Blind Date is presented in 2.35:1 anamorphic widescreen. Overall, this is a pleasing transfer, though minor imperfections abound. There is some grain in the picture during a few scenes, and some edge enhancement pops up ever now and then. Even so, the color schemes, black levels, and flesh tones look even and bright. Also included on this disc is a full frame version of the film, though the widescreen is highly recommended.

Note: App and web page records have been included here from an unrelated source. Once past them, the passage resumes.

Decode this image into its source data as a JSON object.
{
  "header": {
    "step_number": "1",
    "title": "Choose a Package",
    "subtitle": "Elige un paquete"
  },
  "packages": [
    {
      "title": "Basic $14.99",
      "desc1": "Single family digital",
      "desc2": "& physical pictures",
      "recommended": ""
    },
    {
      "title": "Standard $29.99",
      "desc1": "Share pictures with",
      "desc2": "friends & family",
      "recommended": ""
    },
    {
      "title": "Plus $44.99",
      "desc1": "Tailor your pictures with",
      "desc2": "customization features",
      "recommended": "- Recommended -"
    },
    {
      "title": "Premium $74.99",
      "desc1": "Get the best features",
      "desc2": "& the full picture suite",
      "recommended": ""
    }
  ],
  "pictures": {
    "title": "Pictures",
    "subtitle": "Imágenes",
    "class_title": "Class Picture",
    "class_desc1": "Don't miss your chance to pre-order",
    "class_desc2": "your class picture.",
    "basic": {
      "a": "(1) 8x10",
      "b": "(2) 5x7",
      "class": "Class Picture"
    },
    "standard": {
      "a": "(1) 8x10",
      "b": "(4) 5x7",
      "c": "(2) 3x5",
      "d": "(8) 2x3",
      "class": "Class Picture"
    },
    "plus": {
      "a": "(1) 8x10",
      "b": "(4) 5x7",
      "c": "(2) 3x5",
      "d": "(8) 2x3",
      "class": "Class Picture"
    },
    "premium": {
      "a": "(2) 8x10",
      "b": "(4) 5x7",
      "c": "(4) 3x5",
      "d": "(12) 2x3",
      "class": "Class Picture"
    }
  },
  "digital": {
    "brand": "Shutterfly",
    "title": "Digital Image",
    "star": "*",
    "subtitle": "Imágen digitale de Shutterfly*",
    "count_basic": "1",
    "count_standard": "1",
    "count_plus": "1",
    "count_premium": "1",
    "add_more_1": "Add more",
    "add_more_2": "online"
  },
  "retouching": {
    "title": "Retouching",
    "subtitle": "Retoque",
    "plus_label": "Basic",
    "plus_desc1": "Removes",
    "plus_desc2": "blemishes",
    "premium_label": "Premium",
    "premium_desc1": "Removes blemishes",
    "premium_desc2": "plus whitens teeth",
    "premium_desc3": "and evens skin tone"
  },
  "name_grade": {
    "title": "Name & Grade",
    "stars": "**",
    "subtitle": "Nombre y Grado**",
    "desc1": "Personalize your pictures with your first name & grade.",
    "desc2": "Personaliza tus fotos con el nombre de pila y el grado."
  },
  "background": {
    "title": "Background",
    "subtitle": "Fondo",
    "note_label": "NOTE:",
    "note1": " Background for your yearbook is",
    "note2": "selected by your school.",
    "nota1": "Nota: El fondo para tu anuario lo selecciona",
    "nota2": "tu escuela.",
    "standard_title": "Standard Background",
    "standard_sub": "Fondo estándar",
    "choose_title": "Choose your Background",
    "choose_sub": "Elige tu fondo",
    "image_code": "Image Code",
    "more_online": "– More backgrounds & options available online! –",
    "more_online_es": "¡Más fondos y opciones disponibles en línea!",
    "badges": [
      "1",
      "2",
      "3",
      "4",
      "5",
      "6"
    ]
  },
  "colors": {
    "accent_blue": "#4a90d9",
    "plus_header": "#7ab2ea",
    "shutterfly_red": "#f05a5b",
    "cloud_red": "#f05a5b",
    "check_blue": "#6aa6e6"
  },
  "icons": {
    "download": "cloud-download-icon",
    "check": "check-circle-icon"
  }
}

Audio is presented in Dolby Digital 2.0 in both French and English. As usual, the soundtrack for a 2.0 mix is generally flat and void of any depth or true fidelity. Since Blind Date is a comedy low on special effects, a newly created 5.1 sound mix wasn't warranted. All aspects of the dialogue, effects, and composer Henry Mancini's lush music score are free of hiss or distortion.
The only extra feature available on this disc is a theatrical trailer presented in non-anamorphic widescreen (though it's not listed anywhere on the back of the DVD case).
If you're in the mood for a romantic Bruce Willis vehicle, you won't go wrong with Blind Date. It's certainly not the funniest movie around, but it is good for a few hearty laughs -- and it includes the always dependable John Larroquette. How can that be bad? Columbia has done so-so work on this title -- a lack of supplements is never a good thing (unless it's Battlefield Earth or Glitter...then the less, the better).
Larroquette! Larroquette! Larroquette!
Review content copyright © 2002 Patrick Naugle; Site layout and review format copyright © 1998 - 2016 HipClick Designs LLC
Scales of Justice
* 2.35:1 Anamorphic
* Full Frame
* Dolby Digital 2.0 Surround (English)
* Dolby Digital 2.0 Surround (French)
Running Time: 95 Minutes
Release Year: 1987
MPAA Rating: Rated PG-13
* Theatrical Trailer